I am trying to understand difference between using
ln -s and
mount --bind. In basic scenario I can use both to access one directory from somewhere else. In what scenarios those two will behave differently ?
They will behave differently in at least two cases:
- In a chroot, if the link target is outside the chroot, the link will be dead. A bind mount will still be accessible.
- Several programs can distinguish between symbolic links and actual directories or files. Few (if any) can distinguish between a directory or file and the one mounted on it. This also extends to symbolic links to something (
A) which have something else (
B) mounted on them. The link will show the contents of mount target (
B) instead of the original (
Also, you can bind mount a directory or file on an existing directory or file, masking the original contents (rendering the original contents inaccessible unless the original was bind mounted elsewhere). A symbolic link requires that the original be moved or deleted.
ln -s creates a symbolic link, whereas
mount --bind creates a mount.
A symbolic link is a special type of file. If you do
ln -s /var/target /var/link, then
/var/link will be a file containing the path "
/var/target" in it. The only difference between a symbolic link and an ordinary file is that when a program tries to perform an operation on a symbolic link, the operation is usually performed on the target instead of the file. So now if you do
ls /var/link, the
ls program will try to get a directory listing for
/var/link, but will actually get a directory listing for
Symbolic links are still just files, though. They can be renamed and deleted and all that jazz. Note that you can't create a symbolic link (or an ordinary file, for that matter) called
/var/link if there's already a file called
/var/link; you'd need to get rid of it first.
A mount isn't a file; it's a record that the kernel keeps in memory. If you do
mount --bind /var/target /var/mount, the kernel will record the fact that
/var/mount is now a new name for
/var/target. (I don't know the details; in particular, I don't know if mounting something in a subdirectory of
/var/target will make it show up in
/var/mount as well, or why or why not. Edits to this answer would be appreciated.) So now if you do
ls /var/mount, the same thing will happen as if you did
ls /var/target, because
/var/target are the same directory.
Mounts aren't files. I don't know what would happen if you tried to rename or delete
/var/mount. Note that you can't mount anything at
/var/mount unless there's already a directory at
In addition to the other answers. The system does not allow hard link to directory:
# ln mydir mpoint ln: `mydir': hard link not allowed for directory
The mount let you make hard link-like ie two or more names for same one inode:
# mount -B mydir/ mpoint/ # ls -d -i * 807175 mpoint/ 807175 mydir/
(One can find it helps for snapshot-backup with old version of rsync.)
Also, note that this mount is not complete:

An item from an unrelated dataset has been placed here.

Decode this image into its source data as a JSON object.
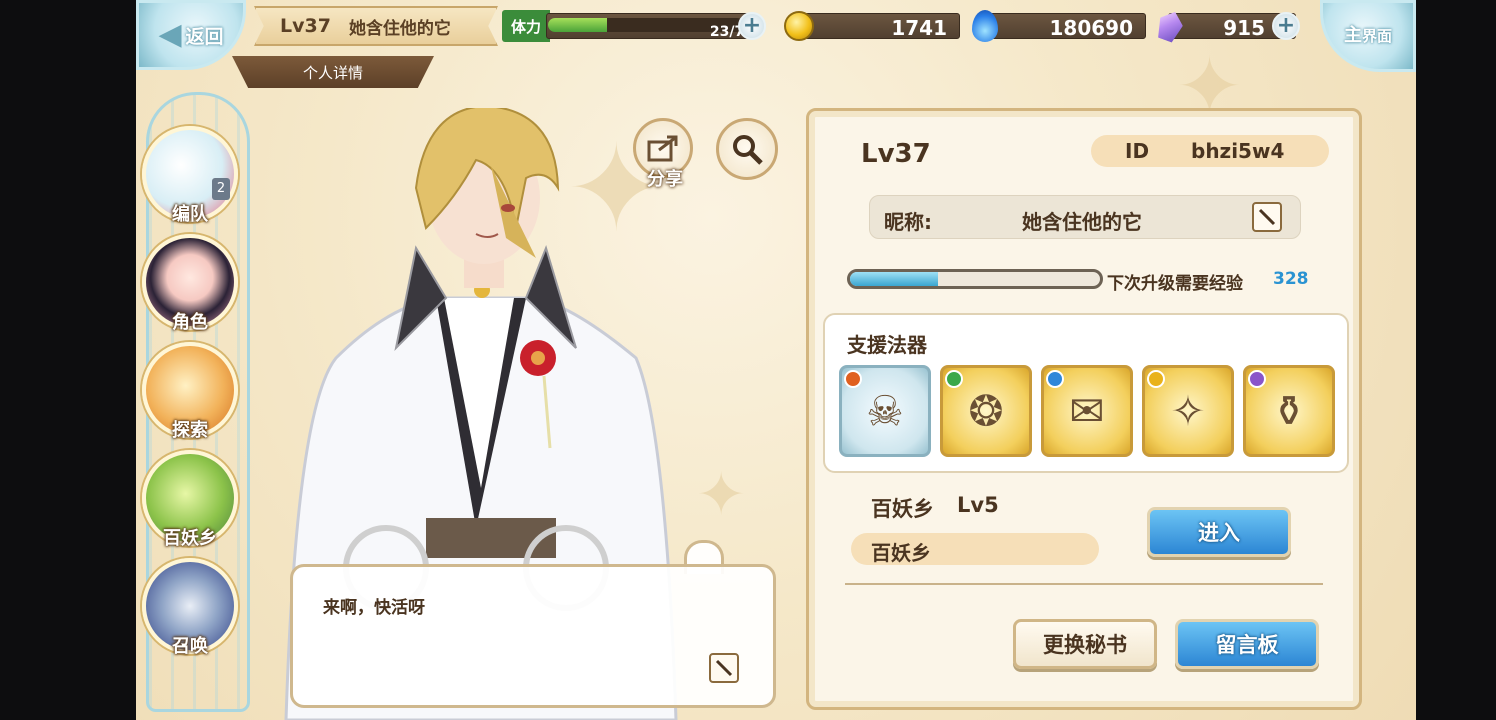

# mount -B -oro mydir/ mpoint/ mount: warning: mpoint/ seems to be mounted read-write. # mount | grep mpoint /root/learn/mydir on /root/learn/mpoint type none (rw,bind)
So, the mount is still read and write even if I asked for the option ro (read only).